Most cereal products will be just fine for months with the bay leaves to protect them. Scatter a few leaves on the pantry shelves to repel moths, roaches, earwigs, and mice. Flies seem to hate the smell of bay leaves, too. Who knew they had such sensitive olfactory nerves?
Lavender smells wonderful and if you have never used lavender buds in cooking you should give it a try. In small amounts it adds a wonderful floral and citrus flavor to baked goods, meats, and even vegetables. Lavender also repels moths, mosquitoes, and fleas.:
- Hang a bundle of it in your closet or lay a few sprigs of it in with the out of season clothes you are storing.
- Grind it to a powder and sprinkle it on your pet's bedding.
- Grow it in containers on your patio to repel mosquitoes.
- Grow it in your kitchen garden to keep rabbits out of your lettuce and spinach.
Mint, catnip, and pennyroyal planted around the foundation of your house can keep both ants and mice out of your home. Neither of these pests seem to like the smell and all but the most determined will head to a better smelling yard. You can also place shallow bowls of the dried mint leaves in your pantry to discourage mice. Pennyroyal is also repugnant to fleas, ants, flies, and mosquitoes. Just be careful of it because large amounts of pennyroyal can be toxic to pets and children. You can place dried pennyroyal on your pantry shelves and it will keep ants away. Just a quick warning about mice. They love anise. Keep anise in jars or it will draw mice to your pantry no matter how much mint you have out! You can use anise to bait live traps with excellent results.
Rosemary is one of my favorite herbs, not only for cooking and grilling but because it has a number of uses medicinally and as a household herb. As it grows it repels mosquitoes. Try planting it around your patio or any area that you use in the evenings to keep the air smelling fresh and the mosquitoes on someone else's property. Rosemary also repels cats, so planting it around the kids sandbox is a good idea. You can use rosemary springs under the cushions to keep the cats off the furniture but beware - the oils in the rosemary can stain the cushions. Be sure they are the one sided type.
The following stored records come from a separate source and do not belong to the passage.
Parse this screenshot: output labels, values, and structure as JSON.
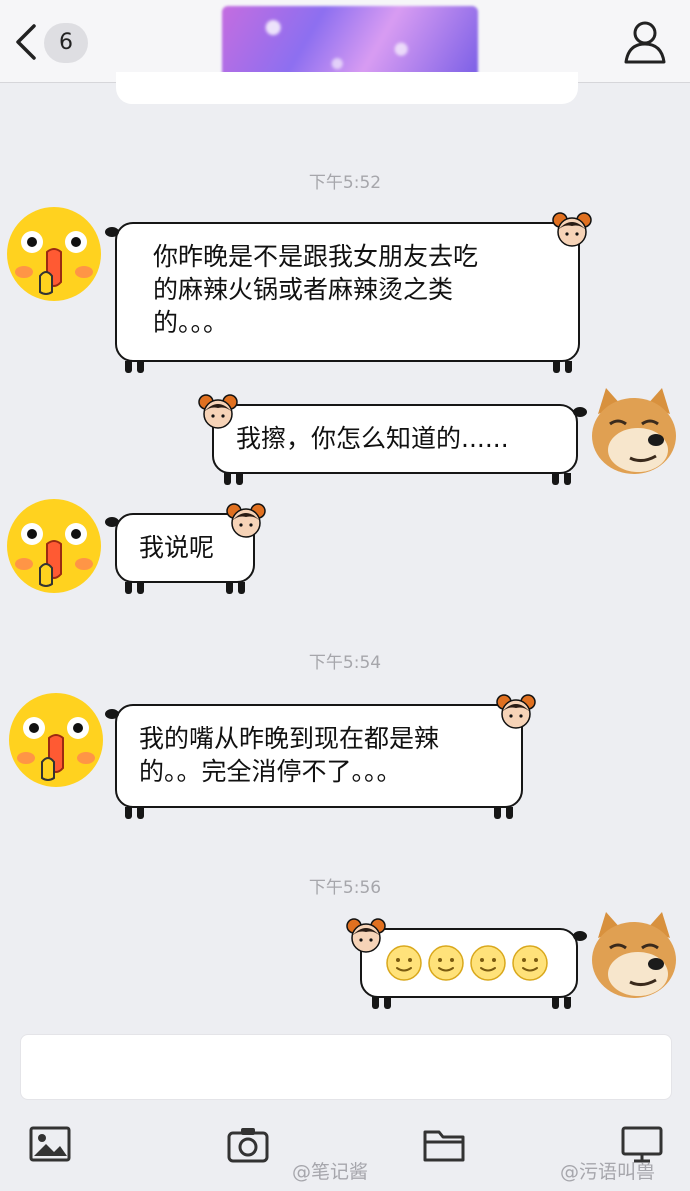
{
  "header": {
    "unread_count": "6"
  },
  "messages": [
    {
      "time": "下午5:52",
      "sender": "other",
      "text": "你昨晚是不是跟我女朋友去吃\n的麻辣火锅或者麻辣烫之类\n的。。。"
    },
    {
      "sender": "me",
      "text": "我擦，你怎么知道的......"
    },
    {
      "sender": "other",
      "text": "我说呢"
    },
    {
      "time": "下午5:54",
      "sender": "other",
      "text": "我的嘴从昨晚到现在都是辣\n的。。完全消停不了。。。"
    },
    {
      "time": "下午5:56",
      "sender": "me",
      "emoji": [
        "smile-face",
        "smile-face",
        "smile-face",
        "smile-face"
      ]
    }
  ],
  "colors": {
    "background": "#edeef2",
    "bubble_border": "#161616",
    "timestamp": "#a6a6ab",
    "emoji_yellow": "#ffd21f",
    "shiba": "#e0a052"
  },
  "toolbar": {
    "icons": [
      "image-icon",
      "camera-icon",
      "folder-icon",
      "screen-icon"
    ]
  },
  "watermarks": [
    "@笔记酱",
    "@污语叫兽"
  ]
}
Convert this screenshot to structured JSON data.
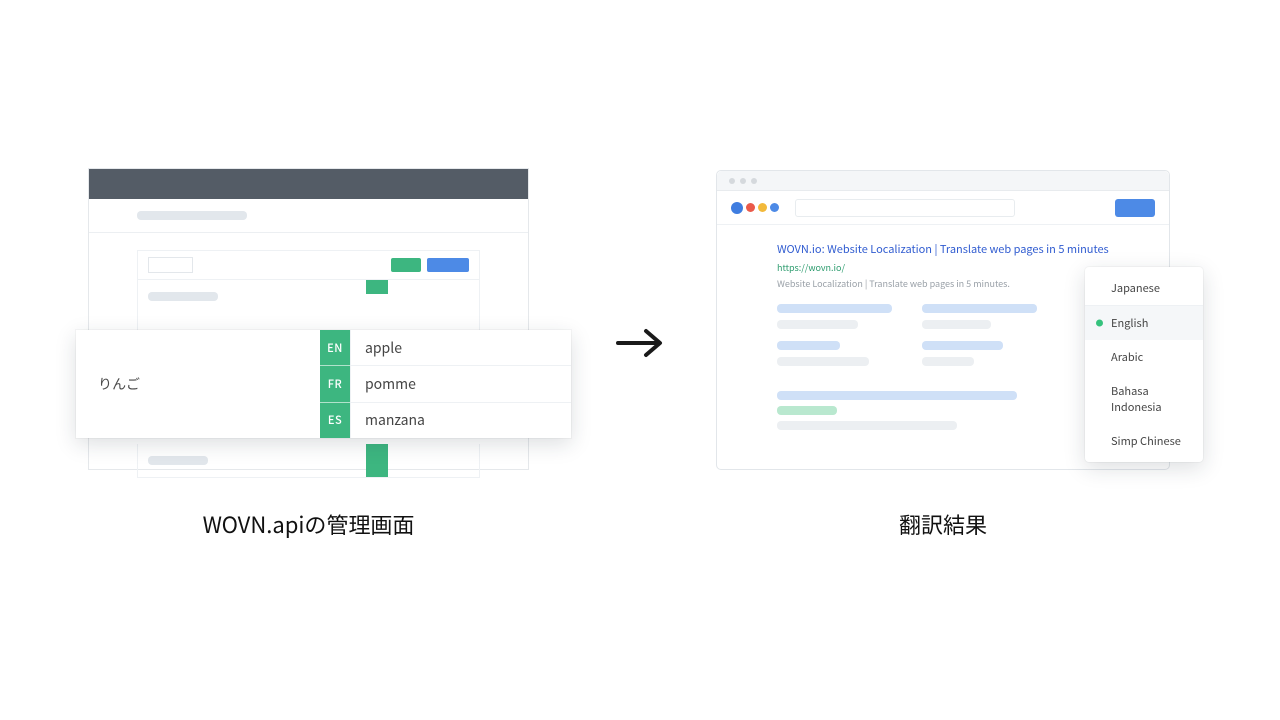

6. Sweet Woodruff
Sweet Woodruff has long been used to deter carpet beetles and moths. Just lay it beneath wool carpets (or other types). It may also deter ants. An added benefit is that it releases a sweet scent when you walk across your rugs.
Tansy is another little known herb that repels flies, ants,fleas, moths, and mice. Its flowers resemble marigolds or yellow Bachelor's Buttons and it makes a great foundation planting. Tansy was traditionally used by churches as a strewing herb in the Middle Ages.
Original, Green, and Frugal
Herbs were the original household cleaners, disinfectants, and bug repellents. They had been used for thousands of years with good results before humankind came up with toxic chemicals in a can. These herbs are not only better for the environment; they actually improve the environment. Herbs continue to work for you when you have finished with them and discarded them to the compost heap. They enrich the soil, add nutrients, and some (like Valerian) attract beneficial earthworms. Next time you are tempted to reach for the fly spray, reach for the basil instead.